1.2.2 Parts of the Boat

Parts of the Boat

Whether you're a passenger or the operator, knowing your way around the boat and understanding common nautical terminology is a fundamental skill that starts with establishing and understanding basic marine or nautical vocabulary. As shown in the diagram below, the terms bow, stern, port, and starboard are used to designate the four primary orientation points within the boat (front, back, left, and right).


The term forward or ahead refers to the direction towards the bow, while aft or abaft refers to the direction towards the stern.


This terminology is also used to describe positions outside of the boat. For example, a position in front and to the left is referred to as "off the port bow." Any position behind the boat is referred to as astern.

Different sides of a boat Different parts of a  boat



The largest and most prominent part of most vessels is the hull (the boat's outer shell). The flat surface that runs along the top of the sides is the gunwale (sometimes spelt "gunnel," it rhymes with tunnel). When the boat is floating freely, the vertical distance from the waterline up to the lowest point on the gunwale is called the freeboard.


Most vessels have a structural member called the keel that runs the length of the boat along the centreline of the bottom of the vessel. The vertical distance from the waterline down to the deepest point on the boat, whether that be the keel, the bottom edge of the engine drive system, or the lowest point of steering (rudder), is called the draft.


Draft and freeboard are more than definitions to be memorized for a test. They are two of the most important characteristics of every vessel while afloat. Draft dictates the minimum depth of water the boat needs to float without running aground. Freeboard indicates the height of a wave (natural or from the wake of a passing vessel) that will spill over the gunwale and enter the vessel's hull.
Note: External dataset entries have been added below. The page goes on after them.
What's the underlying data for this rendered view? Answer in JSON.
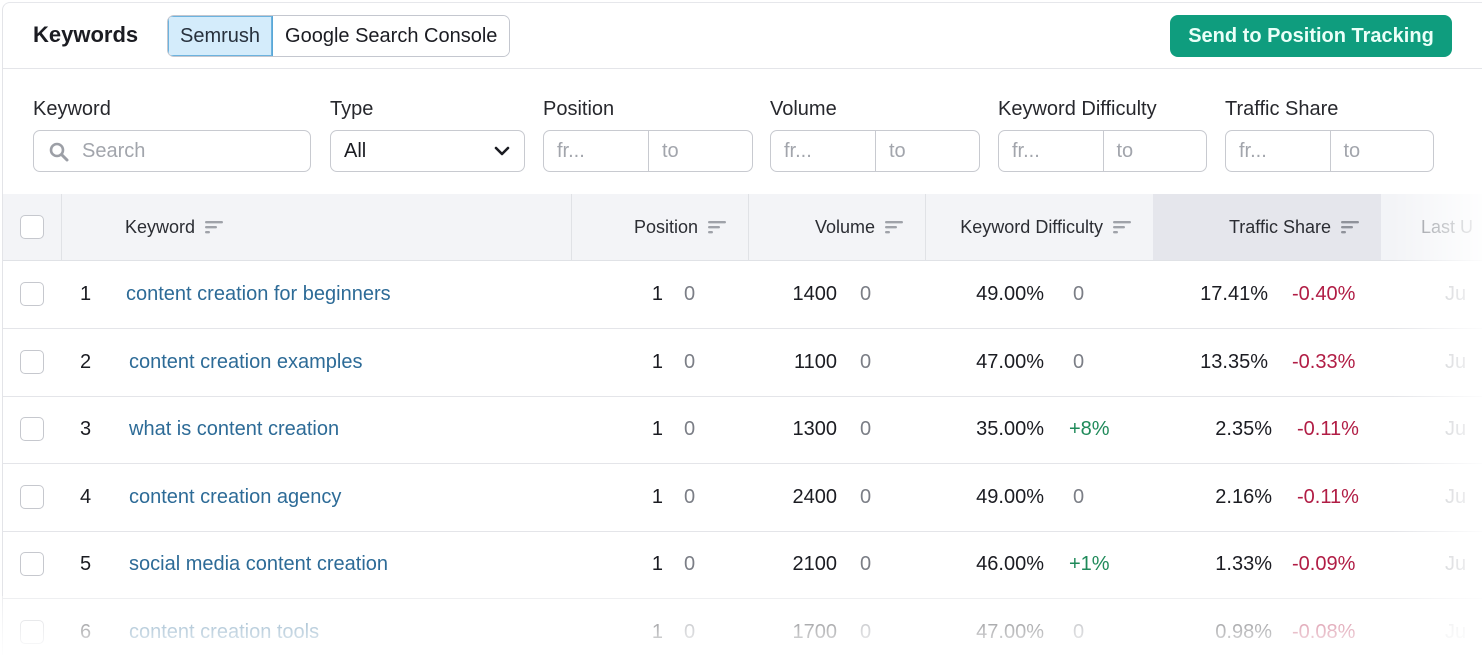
{
  "header": {
    "title": "Keywords",
    "sources": [
      {
        "label": "Semrush",
        "active": true
      },
      {
        "label": "Google Search Console",
        "active": false
      }
    ],
    "send_button": "Send to Position Tracking"
  },
  "filters": {
    "keyword": {
      "label": "Keyword",
      "placeholder": "Search"
    },
    "type": {
      "label": "Type",
      "value": "All"
    },
    "position": {
      "label": "Position",
      "from_placeholder": "fr...",
      "to_placeholder": "to"
    },
    "volume": {
      "label": "Volume",
      "from_placeholder": "fr...",
      "to_placeholder": "to"
    },
    "keyword_difficulty": {
      "label": "Keyword Difficulty",
      "from_placeholder": "fr...",
      "to_placeholder": "to"
    },
    "traffic_share": {
      "label": "Traffic Share",
      "from_placeholder": "fr...",
      "to_placeholder": "to"
    }
  },
  "table": {
    "columns": {
      "keyword": "Keyword",
      "position": "Position",
      "volume": "Volume",
      "keyword_difficulty": "Keyword Difficulty",
      "traffic_share": "Traffic Share",
      "last_updated": "Last U"
    },
    "sorted_column": "traffic_share",
    "rows": [
      {
        "index": "1",
        "keyword": "content creation for beginners",
        "position": "1",
        "position_change": "0",
        "volume": "1400",
        "volume_change": "0",
        "kd": "49.00%",
        "kd_change": "0",
        "kd_change_type": "neutral",
        "traffic_share": "17.41%",
        "traffic_change": "-0.40%",
        "last_updated": "Ju"
      },
      {
        "index": "2",
        "keyword": "content creation examples",
        "position": "1",
        "position_change": "0",
        "volume": "1100",
        "volume_change": "0",
        "kd": "47.00%",
        "kd_change": "0",
        "kd_change_type": "neutral",
        "traffic_share": "13.35%",
        "traffic_change": "-0.33%",
        "last_updated": "Ju"
      },
      {
        "index": "3",
        "keyword": "what is content creation",
        "position": "1",
        "position_change": "0",
        "volume": "1300",
        "volume_change": "0",
        "kd": "35.00%",
        "kd_change": "+8%",
        "kd_change_type": "positive",
        "traffic_share": "2.35%",
        "traffic_change": "-0.11%",
        "last_updated": "Ju"
      },
      {
        "index": "4",
        "keyword": "content creation agency",
        "position": "1",
        "position_change": "0",
        "volume": "2400",
        "volume_change": "0",
        "kd": "49.00%",
        "kd_change": "0",
        "kd_change_type": "neutral",
        "traffic_share": "2.16%",
        "traffic_change": "-0.11%",
        "last_updated": "Ju"
      },
      {
        "index": "5",
        "keyword": "social media content creation",
        "position": "1",
        "position_change": "0",
        "volume": "2100",
        "volume_change": "0",
        "kd": "46.00%",
        "kd_change": "+1%",
        "kd_change_type": "positive",
        "traffic_share": "1.33%",
        "traffic_change": "-0.09%",
        "last_updated": "Ju"
      },
      {
        "index": "6",
        "keyword": "content creation tools",
        "position": "1",
        "position_change": "0",
        "volume": "1700",
        "volume_change": "0",
        "kd": "47.00%",
        "kd_change": "0",
        "kd_change_type": "neutral",
        "traffic_share": "0.98%",
        "traffic_change": "-0.08%",
        "last_updated": "Ju"
      }
    ]
  },
  "colors": {
    "brand_green": "#0f9d7e",
    "link_blue": "#2d6b97",
    "negative": "#b11d45",
    "positive": "#1f8a5a",
    "active_tab_bg": "#d4ecfb"
  }
}
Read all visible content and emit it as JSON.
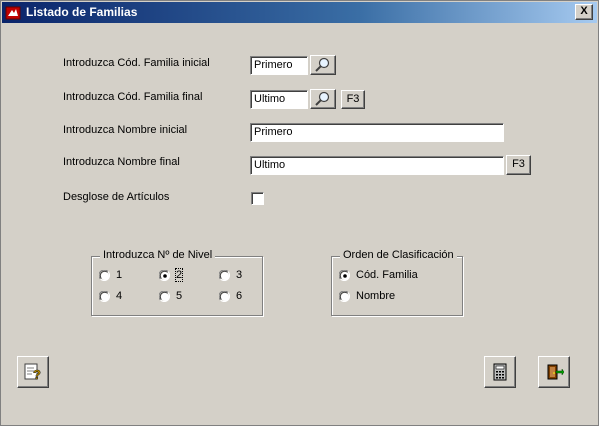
{
  "window": {
    "title": "Listado de Familias",
    "close_label": "X"
  },
  "form": {
    "cod_familia_inicial": {
      "label": "Introduzca Cód. Familia inicial",
      "value": "Primero"
    },
    "cod_familia_final": {
      "label": "Introduzca Cód. Familia final",
      "value": "Ultimo",
      "f3_label": "F3"
    },
    "nombre_inicial": {
      "label": "Introduzca Nombre inicial",
      "value": "Primero"
    },
    "nombre_final": {
      "label": "Introduzca Nombre final",
      "value": "Ultimo",
      "f3_label": "F3"
    },
    "desglose": {
      "label": "Desglose de Artículos",
      "checked": false
    }
  },
  "nivel_group": {
    "title": "Introduzca Nº de Nivel",
    "options": [
      "1",
      "2",
      "3",
      "4",
      "5",
      "6"
    ],
    "selected": "2"
  },
  "orden_group": {
    "title": "Orden de Clasificación",
    "options": [
      "Cód. Familia",
      "Nombre"
    ],
    "selected": "Cód. Familia"
  },
  "toolbar": {
    "help_icon": "help-icon",
    "calculator_icon": "calculator-icon",
    "exit_icon": "exit-door-icon"
  }
}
Because draft and freeboard are both measured from the waterline, both change when the load in the boat increases and the boat sits deeper in the water. Draft increases (meaning you need deeper water to avoid running aground) while freeboard decreases (meaning a smaller wave can overflow the gunwale). These changes make the vessel more vulnerable (easier to run aground or easier to become swamped), so staying aware of your freeboard and draft is an ongoing task for every boat operator.